HOLIDAY — Jenna Ely could have been out at the beach or just lazing around like a lot of kids her age. Instead, she spent a good part of her summer break volunteering at her new school. With about a month to go before the start of school, Jenna was sitting in a room surrounded by stacks of boxes and stamping the front inside cover of U.S. history textbooks so they can be distributed to students in the first weeks of school.
Jenna, 14, is among the 30 to 40 volunteers who have been showing up each weekday to help get the newly built Anclote High ready to go. Helping her with the textbooks was fellow student Vicky Tzimas, 14, and the secretary of student services, Katherine Cordoba.
"It's a lot of work," Jenna said. "But it never hurts to give a helping hand."
And no doubt it's a boon for principal Monica Ilse.
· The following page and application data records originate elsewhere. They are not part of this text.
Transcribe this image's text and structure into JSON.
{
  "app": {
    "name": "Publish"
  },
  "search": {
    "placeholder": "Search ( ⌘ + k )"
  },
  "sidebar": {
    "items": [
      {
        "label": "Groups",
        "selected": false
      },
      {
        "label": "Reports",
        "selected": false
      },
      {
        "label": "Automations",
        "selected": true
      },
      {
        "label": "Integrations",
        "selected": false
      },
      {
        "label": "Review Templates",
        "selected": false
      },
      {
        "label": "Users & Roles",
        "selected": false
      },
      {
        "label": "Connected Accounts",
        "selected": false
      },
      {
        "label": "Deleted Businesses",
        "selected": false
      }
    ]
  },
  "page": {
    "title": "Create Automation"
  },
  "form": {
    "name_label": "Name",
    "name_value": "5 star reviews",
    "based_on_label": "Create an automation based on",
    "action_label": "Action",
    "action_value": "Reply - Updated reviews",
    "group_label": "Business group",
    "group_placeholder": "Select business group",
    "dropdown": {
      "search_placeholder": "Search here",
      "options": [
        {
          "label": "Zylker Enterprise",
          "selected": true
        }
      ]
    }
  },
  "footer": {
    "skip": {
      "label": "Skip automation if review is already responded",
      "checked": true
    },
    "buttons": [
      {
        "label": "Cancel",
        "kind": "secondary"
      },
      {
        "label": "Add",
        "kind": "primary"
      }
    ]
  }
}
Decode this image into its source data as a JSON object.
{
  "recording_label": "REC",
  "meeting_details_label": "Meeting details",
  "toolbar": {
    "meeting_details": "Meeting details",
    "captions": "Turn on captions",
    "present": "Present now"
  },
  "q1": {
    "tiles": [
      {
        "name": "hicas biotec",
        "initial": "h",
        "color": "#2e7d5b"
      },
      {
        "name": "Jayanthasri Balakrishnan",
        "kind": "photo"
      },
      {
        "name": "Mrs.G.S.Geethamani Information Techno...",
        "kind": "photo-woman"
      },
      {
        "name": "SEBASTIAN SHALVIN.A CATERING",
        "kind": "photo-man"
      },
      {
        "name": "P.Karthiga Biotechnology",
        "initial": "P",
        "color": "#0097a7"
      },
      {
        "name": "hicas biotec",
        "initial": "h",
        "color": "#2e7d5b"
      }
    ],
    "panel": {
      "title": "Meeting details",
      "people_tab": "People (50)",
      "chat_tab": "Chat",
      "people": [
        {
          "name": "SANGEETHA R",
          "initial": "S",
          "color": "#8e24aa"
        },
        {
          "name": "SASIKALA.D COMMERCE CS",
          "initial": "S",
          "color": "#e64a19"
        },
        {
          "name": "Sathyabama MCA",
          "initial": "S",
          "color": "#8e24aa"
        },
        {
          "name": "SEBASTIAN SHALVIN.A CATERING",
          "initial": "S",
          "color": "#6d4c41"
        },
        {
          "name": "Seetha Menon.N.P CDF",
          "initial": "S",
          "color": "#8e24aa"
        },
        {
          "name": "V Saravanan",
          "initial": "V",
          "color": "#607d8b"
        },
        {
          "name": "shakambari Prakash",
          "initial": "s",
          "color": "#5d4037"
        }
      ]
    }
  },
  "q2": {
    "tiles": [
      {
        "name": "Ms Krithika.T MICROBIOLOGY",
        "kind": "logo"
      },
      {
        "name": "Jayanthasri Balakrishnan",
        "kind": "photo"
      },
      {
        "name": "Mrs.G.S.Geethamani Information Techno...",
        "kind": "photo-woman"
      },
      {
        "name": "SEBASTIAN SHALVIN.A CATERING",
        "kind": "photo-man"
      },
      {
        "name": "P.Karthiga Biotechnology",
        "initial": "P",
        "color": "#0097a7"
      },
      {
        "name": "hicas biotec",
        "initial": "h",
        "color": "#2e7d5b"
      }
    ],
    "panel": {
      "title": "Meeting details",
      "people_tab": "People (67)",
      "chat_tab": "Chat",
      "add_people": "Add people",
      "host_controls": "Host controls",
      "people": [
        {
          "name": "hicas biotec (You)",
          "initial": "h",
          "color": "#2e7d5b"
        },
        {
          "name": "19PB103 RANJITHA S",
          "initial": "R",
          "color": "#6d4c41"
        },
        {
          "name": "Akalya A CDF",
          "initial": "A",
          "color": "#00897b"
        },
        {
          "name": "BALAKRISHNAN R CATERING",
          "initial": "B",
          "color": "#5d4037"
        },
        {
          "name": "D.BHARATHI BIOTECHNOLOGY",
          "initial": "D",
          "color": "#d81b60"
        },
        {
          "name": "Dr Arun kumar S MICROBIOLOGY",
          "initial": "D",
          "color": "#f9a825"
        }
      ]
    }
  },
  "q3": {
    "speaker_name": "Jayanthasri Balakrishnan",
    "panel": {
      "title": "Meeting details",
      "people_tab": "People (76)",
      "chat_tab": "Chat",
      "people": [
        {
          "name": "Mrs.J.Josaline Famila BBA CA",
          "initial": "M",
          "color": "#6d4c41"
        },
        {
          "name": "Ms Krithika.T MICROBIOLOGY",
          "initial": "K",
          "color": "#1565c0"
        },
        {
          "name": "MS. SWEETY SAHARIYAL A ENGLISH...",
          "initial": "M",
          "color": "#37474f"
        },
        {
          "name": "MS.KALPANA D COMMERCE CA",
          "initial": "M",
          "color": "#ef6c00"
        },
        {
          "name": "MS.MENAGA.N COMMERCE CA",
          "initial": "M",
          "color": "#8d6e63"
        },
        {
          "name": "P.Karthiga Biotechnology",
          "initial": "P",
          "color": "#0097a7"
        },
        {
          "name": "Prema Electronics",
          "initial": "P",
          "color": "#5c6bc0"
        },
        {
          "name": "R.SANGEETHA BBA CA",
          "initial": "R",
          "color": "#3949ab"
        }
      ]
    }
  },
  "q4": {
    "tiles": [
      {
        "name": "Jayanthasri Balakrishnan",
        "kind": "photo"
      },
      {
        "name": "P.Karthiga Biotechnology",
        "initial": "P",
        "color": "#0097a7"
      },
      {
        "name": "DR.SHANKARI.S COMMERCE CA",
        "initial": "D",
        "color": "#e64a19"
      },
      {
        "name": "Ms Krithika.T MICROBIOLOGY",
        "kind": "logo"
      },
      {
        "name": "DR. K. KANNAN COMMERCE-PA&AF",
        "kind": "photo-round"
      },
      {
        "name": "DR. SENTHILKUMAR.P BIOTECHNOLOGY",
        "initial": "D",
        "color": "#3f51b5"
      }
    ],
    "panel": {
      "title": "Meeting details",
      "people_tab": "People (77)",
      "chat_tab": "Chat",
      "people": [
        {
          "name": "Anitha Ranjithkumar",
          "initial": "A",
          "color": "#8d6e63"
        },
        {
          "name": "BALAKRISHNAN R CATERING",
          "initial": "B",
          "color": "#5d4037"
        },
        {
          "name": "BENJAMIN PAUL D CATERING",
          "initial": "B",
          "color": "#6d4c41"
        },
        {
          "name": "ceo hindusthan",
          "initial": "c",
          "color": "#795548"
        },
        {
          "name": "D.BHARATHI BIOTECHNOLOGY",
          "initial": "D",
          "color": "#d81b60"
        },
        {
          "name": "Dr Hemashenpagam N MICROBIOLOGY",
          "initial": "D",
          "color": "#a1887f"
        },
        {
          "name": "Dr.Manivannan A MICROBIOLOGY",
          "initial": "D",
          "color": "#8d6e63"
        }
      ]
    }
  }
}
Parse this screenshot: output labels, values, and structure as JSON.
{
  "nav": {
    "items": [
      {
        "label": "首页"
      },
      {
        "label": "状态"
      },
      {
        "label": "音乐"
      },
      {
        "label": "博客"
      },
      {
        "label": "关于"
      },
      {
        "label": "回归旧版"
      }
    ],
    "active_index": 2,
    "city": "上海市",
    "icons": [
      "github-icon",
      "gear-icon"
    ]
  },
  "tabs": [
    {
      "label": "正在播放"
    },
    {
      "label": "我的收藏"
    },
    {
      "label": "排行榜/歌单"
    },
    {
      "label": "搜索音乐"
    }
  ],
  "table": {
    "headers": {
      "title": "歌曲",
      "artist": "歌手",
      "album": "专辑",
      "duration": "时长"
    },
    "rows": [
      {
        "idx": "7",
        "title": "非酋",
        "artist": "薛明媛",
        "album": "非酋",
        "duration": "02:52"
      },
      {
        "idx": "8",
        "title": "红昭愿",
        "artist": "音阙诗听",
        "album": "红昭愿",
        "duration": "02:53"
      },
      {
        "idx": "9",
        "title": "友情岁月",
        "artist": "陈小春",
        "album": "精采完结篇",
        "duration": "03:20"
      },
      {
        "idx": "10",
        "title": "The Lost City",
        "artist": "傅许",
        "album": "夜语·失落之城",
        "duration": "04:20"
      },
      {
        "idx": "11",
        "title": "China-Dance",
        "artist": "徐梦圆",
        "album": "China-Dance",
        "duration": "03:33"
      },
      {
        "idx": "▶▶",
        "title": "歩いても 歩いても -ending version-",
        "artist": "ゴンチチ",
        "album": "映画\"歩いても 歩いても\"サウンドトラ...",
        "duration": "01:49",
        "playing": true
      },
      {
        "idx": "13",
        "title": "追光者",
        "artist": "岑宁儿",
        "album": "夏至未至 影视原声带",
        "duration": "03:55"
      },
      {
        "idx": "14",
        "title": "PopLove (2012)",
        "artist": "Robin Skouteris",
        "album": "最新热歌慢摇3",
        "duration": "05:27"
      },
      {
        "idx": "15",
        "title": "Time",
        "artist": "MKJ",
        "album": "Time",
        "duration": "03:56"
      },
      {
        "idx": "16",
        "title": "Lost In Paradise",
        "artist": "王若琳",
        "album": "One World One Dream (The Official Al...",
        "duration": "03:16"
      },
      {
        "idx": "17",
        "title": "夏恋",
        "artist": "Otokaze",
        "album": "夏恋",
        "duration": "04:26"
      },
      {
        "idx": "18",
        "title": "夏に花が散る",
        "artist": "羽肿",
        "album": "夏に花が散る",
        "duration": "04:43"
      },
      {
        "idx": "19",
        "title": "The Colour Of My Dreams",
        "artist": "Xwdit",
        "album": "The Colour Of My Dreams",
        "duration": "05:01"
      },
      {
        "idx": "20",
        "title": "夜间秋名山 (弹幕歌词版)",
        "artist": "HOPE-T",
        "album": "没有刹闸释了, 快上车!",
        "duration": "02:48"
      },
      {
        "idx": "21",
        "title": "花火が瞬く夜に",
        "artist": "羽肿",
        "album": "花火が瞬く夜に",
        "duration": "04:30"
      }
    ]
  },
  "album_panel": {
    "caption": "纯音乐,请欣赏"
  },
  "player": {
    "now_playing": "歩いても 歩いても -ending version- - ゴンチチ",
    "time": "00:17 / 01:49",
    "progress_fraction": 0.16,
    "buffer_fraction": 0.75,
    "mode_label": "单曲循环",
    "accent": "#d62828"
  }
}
While construction was getting under way at Anclote, Ilse got to meet some of her future students and foster a sense of volunteerism when she set up office at the nearby Paul R. Smith Middle School.
"It's been amazing," Ilse said. "I've been impressed with the students and all the community support."
"It's been an extreme turnout," said assistant principal Dillard Caldwell, who oversees the volunteers these days. Parents, teachers, students and community members have shown up in hordes to unload boxes, move furniture into classrooms and offices and conquer any other task that needs to be done. Even members of the Gulf High JROTC came out to assemble furniture, Ilse said.
"Those kids aren't even going to be attending (school) here," she said.
Anclote High, in Holiday near the Pasco-Pinellas county line, is LEED certified for its environmentally friendly features. It follows the same design as Wiregrass Ranch and Sunlake high schools, and has the capacity for 1,700 students.
About 1,000 students in grades 9-11 will attend this inaugural year. Anclote will draw transfers from Gulf and Mitchell high schools, as well students from Paul R. Smith and Gulf middle schools.
At one point, Ilse oversaw 2,600 students during her last stint as principal of Land O'Lakes High. But this is her first time overseeing the opening of a new school.
"It's been a great learning experience and it's been pretty exciting seeing it happen from the ground up," she said. "Overall the building itself is coming along. I can't say anything I don't like about the school."
Even so, during the last weeks of July, Ilse was still looking to fill 13 teaching positions and was expecting that books for the media center would be delivered after the start of school on Aug. 24.
That's pretty typical, and Ilse, who appears calm and collected, expects things to fall into place fairly smoothly.
"Everything is going better than expected," she said.
Members of the community will be welcome to see the school for themselves at a sneak preview on Tuesday. And freshmen will have a chance to acclimate some at their own special orientation on Aug. 13.
That's good news for student volunteers Jenna and Vicky, who have their own concerns about their upcoming freshman year.
"I'm kind of scared," Vicky said. "I'm afraid I'm going to get lost — the school is so big."
"I'm kind of nervous and excited, too," Jenna said. "But it's going to be great. The school is nice and big and we have a great principal."